PennDOT released their latest edition of Publication 46 – Traffic Engineering Manual in early March. The document, which is dated January 2013, includes new requirements for the performance of traffic impact studies and the associated roadway improvements design. The new manual was discussed at the Penn State Transportation Conference in early December 2012 at which time it was predicted to be released by the end of 2012.
The revisions to the manual include which software packages can be utilized for performing traffic operations analysis and traffic signal system coordination. It also includes changes to the default parameters utilized with the Highway Capacity Manual calculations. The new manual continues to promote the determination of local parameters for the analysis and the performance of multi-period analysis.
As of January 2013 PennDOT now also requires the use of the 2010 Highway Capacity Manual Methodologies in all new traffic studies. While the default factors now included in Pub. 46 are based on a small sample size Benchmark supports their use and the analysis of operational conditions with multi-periods especially when the traffic demand exceeds roadway capacity.
The link to the new Pub. 46 Traffic Engineering Manual is below. Paste this link into your browser to view a pdf file of the new manual.
Pete Terry was one of the presenters at a pre-conference session of the Penn State Transportation and Safety Conference (http://www.outreach.psu.edu/programs/transportation/registration.html). The Session focused on the 2010 Highway Capacity Manual (HCM) and how PennDOT is implementing it into their Highway Occupancy Permit requirements. As a member of the TRB Highway Capacity and Quality of Service committee Pete presented a “national” perspective of the manual and its new capabilities and limitations. One presenter focused on the importance of identifying which HCM analysis a specific project would require at the TIS Scoping meeting and the specific software programs which PennDOT will allow for the different types of analysis. Another presenter focused on the importance of proper data collection (determine traffic demand not traffic passing through intersection) and the use of multiple time periods to capture the effect of the queue of vehicles from unmet demand.

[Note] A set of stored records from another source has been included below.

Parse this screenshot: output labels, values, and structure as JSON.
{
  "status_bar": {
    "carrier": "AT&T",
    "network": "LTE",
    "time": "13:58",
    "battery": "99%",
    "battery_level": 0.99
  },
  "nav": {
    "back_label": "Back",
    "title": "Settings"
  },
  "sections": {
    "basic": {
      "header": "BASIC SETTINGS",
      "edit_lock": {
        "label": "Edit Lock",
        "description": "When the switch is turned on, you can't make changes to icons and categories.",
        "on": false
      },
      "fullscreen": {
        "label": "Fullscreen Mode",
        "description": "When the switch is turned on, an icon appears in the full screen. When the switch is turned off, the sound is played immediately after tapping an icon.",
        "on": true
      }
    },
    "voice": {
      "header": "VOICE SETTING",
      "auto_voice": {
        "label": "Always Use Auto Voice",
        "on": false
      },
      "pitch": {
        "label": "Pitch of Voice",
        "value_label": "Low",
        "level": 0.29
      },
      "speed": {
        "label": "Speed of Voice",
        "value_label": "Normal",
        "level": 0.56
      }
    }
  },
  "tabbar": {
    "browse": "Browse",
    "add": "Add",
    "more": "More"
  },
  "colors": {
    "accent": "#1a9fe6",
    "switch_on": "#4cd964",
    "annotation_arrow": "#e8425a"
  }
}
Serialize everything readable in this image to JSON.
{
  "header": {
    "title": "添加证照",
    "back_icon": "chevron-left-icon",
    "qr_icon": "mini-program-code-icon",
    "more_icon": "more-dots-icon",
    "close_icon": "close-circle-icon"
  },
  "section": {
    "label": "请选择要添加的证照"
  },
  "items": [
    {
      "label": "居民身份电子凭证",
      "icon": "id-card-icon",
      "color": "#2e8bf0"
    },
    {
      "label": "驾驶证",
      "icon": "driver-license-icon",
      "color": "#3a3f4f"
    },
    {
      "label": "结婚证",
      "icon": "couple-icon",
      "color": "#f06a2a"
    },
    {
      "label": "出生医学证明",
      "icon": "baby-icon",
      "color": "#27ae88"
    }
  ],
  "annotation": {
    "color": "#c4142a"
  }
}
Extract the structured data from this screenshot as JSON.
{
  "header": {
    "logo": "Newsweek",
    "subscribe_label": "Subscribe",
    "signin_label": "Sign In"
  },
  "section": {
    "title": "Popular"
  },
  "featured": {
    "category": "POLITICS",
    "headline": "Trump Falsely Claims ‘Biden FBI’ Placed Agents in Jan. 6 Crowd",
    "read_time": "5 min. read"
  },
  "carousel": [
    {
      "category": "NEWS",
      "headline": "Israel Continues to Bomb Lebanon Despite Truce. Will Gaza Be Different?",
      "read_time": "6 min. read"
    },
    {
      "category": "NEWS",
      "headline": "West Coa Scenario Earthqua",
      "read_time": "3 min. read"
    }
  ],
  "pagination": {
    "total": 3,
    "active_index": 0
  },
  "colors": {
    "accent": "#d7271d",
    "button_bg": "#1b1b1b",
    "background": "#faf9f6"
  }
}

The conference was officially kicked-off with PA Secretary of Transportation Barry Schoch peaking before a lunch crowd of over 250 about the changes PennDOT has made in their maintenance program and about the prospects for increased funding for transportation on the State level. Lunch was actually held so that he could complete his remarks and then travel back to Harrisburg to meet with the Governor to discuss funding options. He indicated that all funding sources identified in the Transportation Funding Coalition Study from 2011 (ftp://ftp.dot.state.pa.us/public/pdf/TFAC/TFAC%20Executive%20Summary.pdf) are being discussed and that action may be taken in the Spring of 2013. Benchmark encourages you to read the report and contact your state senators and representatives to tell them how important fixing and maintaining our infrastructure is to you to promote transportation safety and economic opportunity.